Imagine having all the downsides of Big Brother and none of the benefits: That's what you get with the Department of Homeland Security's vast network of "fusion" centers, according to a damning new report by the Senate's bipartisan Subcommittee on Investigations.
The fusion centers, described by Janet Napolitano as "one of the centerpieces of our counterterrorism strategy," allegedly invade the privacy of Americans while producing "shoddy" reports that are typically "irrelevant" and "useless." It's the sort of report that will find a home on every Ron Paul fan forum and, according to reporters, with good reason: The 77 centers, which have cost an estimated $289 million to $1.4 billion, have a pretty questionable track record. Here are some of the more surprising elements journalists have dug up from the report:
Invasions of privacy.
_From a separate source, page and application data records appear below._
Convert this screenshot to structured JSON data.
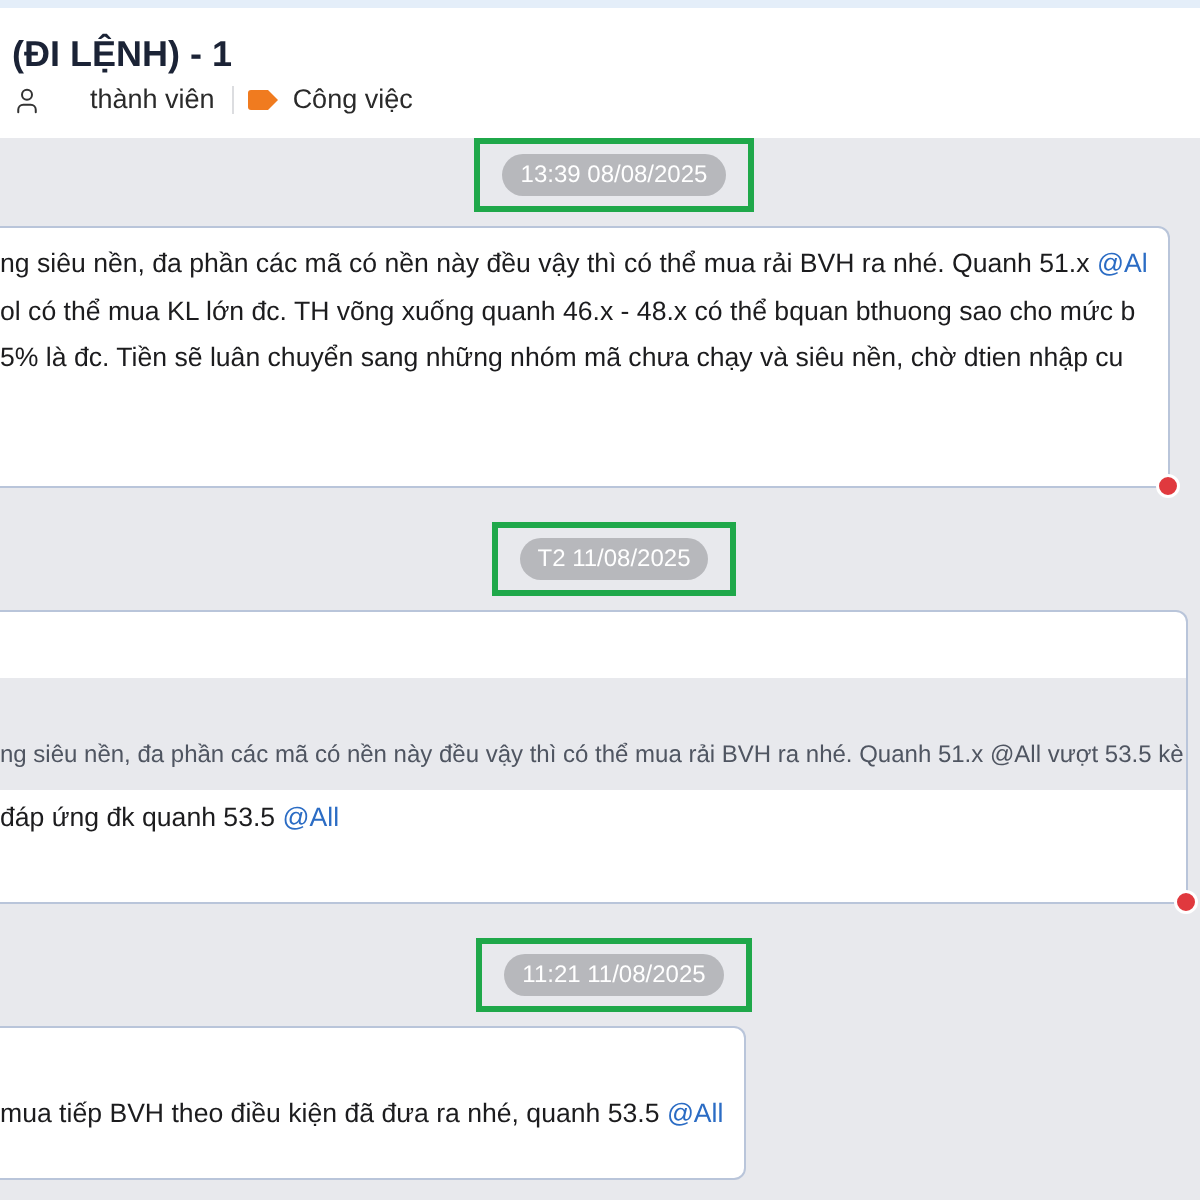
{
  "header": {
    "title": "(ĐI LỆNH) - 1",
    "members_label": "thành viên",
    "tag_label": "Công việc"
  },
  "feed": [
    {
      "kind": "date",
      "label": "13:39 08/08/2025",
      "highlighted": true
    },
    {
      "kind": "message",
      "lines": [
        {
          "text": "ng siêu nền, đa phần các mã có nền này đều vậy thì có thể mua rải BVH ra nhé. Quanh 51.x",
          "mention": "@Al"
        },
        {
          "text": "ol có thể mua KL lớn đc. TH võng xuống quanh 46.x - 48.x có thể bquan bthuong sao cho mức b"
        },
        {
          "text": "5% là đc. Tiền sẽ luân chuyển sang những nhóm mã chưa chạy và siêu nền, chờ dtien nhập cu"
        }
      ],
      "reaction": true
    },
    {
      "kind": "date",
      "label": "T2 11/08/2025",
      "highlighted": true
    },
    {
      "kind": "message",
      "quote": "ng siêu nền, đa phần các mã có nền này đều vậy thì có thể mua rải BVH ra nhé. Quanh 51.x @All vượt 53.5 kè",
      "lines": [
        {
          "text": "đáp ứng đk quanh 53.5",
          "mention": "@All"
        }
      ],
      "reaction": true
    },
    {
      "kind": "date",
      "label": "11:21 11/08/2025",
      "highlighted": true
    },
    {
      "kind": "message",
      "lines": [
        {
          "text": "mua tiếp BVH theo điều kiện đã đưa ra nhé, quanh 53.5",
          "mention": "@All"
        }
      ],
      "reaction": false
    }
  ]
}
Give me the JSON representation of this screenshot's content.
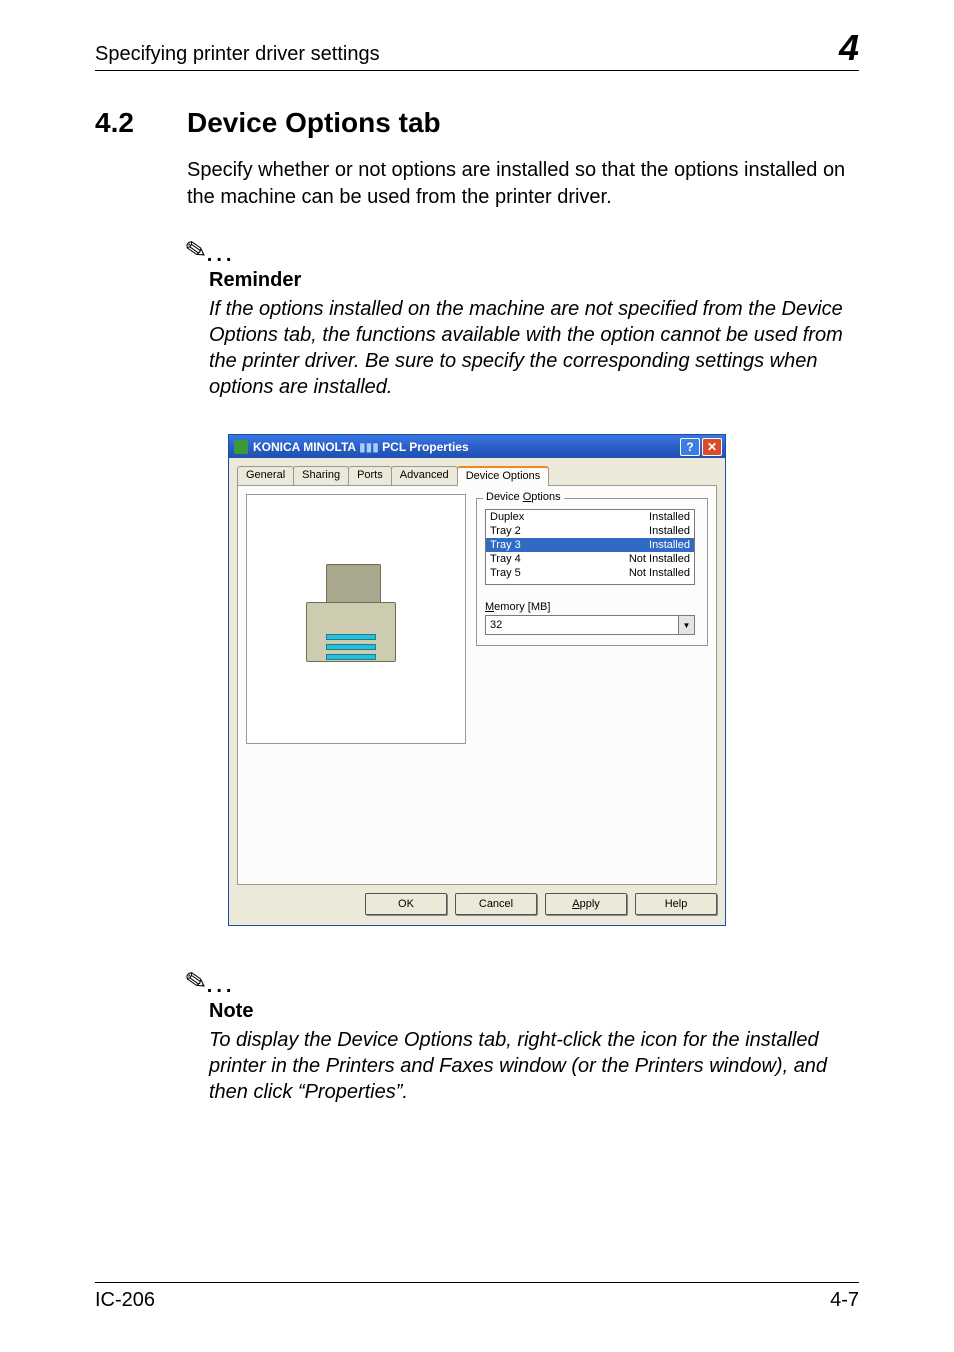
{
  "header": {
    "running": "Specifying printer driver settings",
    "chapter_num": "4"
  },
  "section": {
    "num": "4.2",
    "title": "Device Options tab",
    "intro": "Specify whether or not options are installed so that the options installed on the machine can be used from the printer driver."
  },
  "reminder": {
    "heading": "Reminder",
    "body": "If the options installed on the machine are not specified from the Device Options tab, the functions available with the option cannot be used from the printer driver. Be sure to specify the corresponding settings when options are installed."
  },
  "dialog": {
    "title_prefix": "KONICA MINOLTA",
    "title_suffix": " PCL Properties",
    "tabs": [
      "General",
      "Sharing",
      "Ports",
      "Advanced",
      "Device Options"
    ],
    "active_tab": "Device Options",
    "group_label_1": "Device ",
    "group_label_2": "O",
    "group_label_3": "ptions",
    "options": [
      {
        "name": "Duplex",
        "status": "Installed",
        "selected": false
      },
      {
        "name": "Tray 2",
        "status": "Installed",
        "selected": false
      },
      {
        "name": "Tray 3",
        "status": "Installed",
        "selected": true
      },
      {
        "name": "Tray 4",
        "status": "Not Installed",
        "selected": false
      },
      {
        "name": "Tray 5",
        "status": "Not Installed",
        "selected": false
      }
    ],
    "memory_label_1": "M",
    "memory_label_2": "emory [MB]",
    "memory_value": "32",
    "buttons": {
      "ok": "OK",
      "cancel": "Cancel",
      "apply_1": "A",
      "apply_2": "pply",
      "help": "Help"
    }
  },
  "note": {
    "heading": "Note",
    "body": "To display the Device Options tab, right-click the icon for the installed printer in the Printers and Faxes window (or the Printers window), and then click “Properties”."
  },
  "footer": {
    "left": "IC-206",
    "right": "4-7"
  }
}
NBC News investigative reporter Michael Isikoff found some especially embarrassing reports about seemingly pointless surveillance of U.S. Muslims:
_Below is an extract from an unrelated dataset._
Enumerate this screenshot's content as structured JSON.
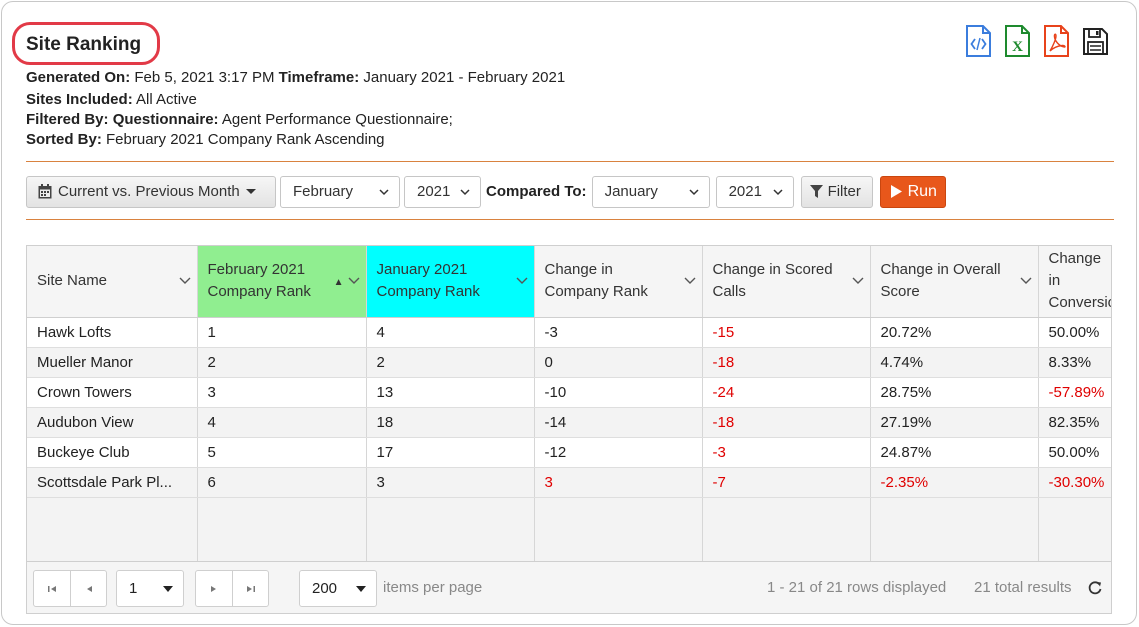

One fusion center drafted a report on a list of reading suggestions prepared by a Muslim community group, titled “Ten Book Recommendations for Every Muslim.” The report noted that four of the authors were listed in a terrorism database, but a Homeland Security reviewer in Washington chastised the fusion center, saying, “We cannot report on books and other writings” simply because the authors are in a terrorism database. “The writings themselves are protected by the First Amendment unless you can establish that something in the writing indicates planning or advocates violent or other criminal activity.”
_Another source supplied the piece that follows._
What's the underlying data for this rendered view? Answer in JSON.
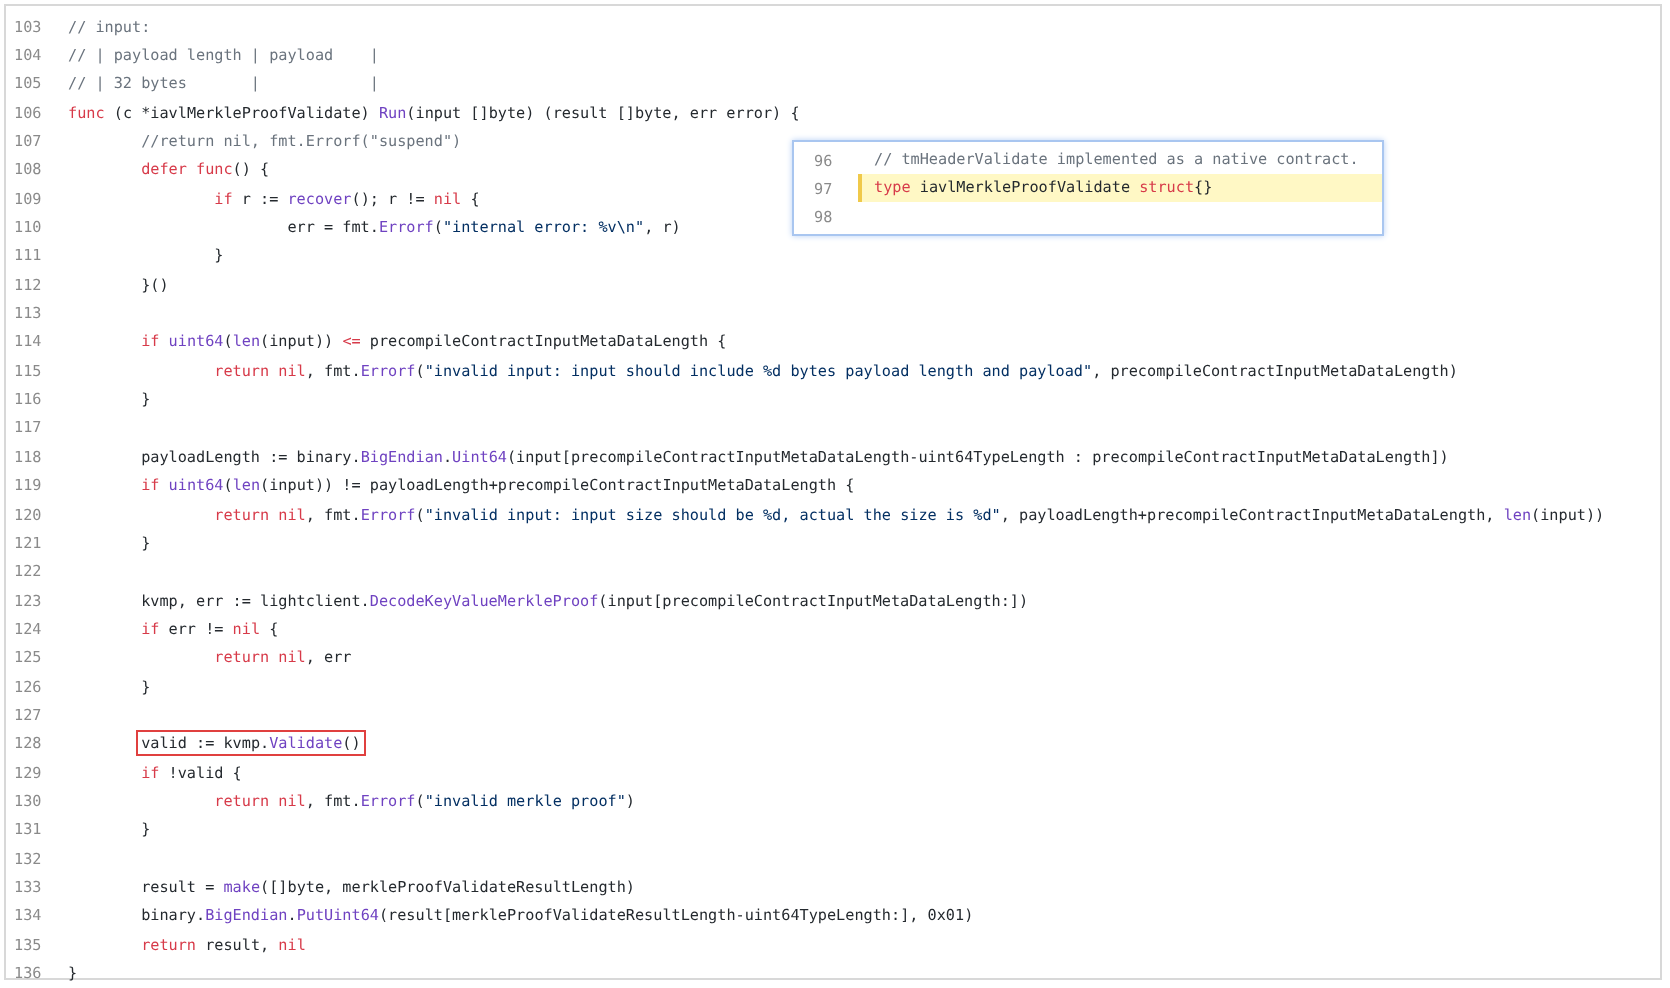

Nothing to show for it. The centers are basically a home base for state, local and federal law enforcement officers to share data and coordinate, but the report found that the centers haven't uncovered a single terrorist threat between April 2009 and April 2010. Meanwhile, a lot was going on in the country, as Wired's Spencer Ackerman notes. "During that time, the FBI discovered would-be New York subway attacker Najibullah Zazi; U.S. Army Major Nidal Malik Hasan killed 13 people at Fort Hood; Umar Farouk Abdulmutallab tried to blow up a Detroit-bound airplane; and, in early May 2010, Faisal Shahzad attempted to detonate an SUV in Times Square. DHS has praised the fusion centers’ work in helping on the Zazi and Shahzad cases. The Senate found fusion centers played little, if any, role in either case." In the report, an unnamed DHS official says the centers produce “predominantly useless information” that are “a bunch of crap.”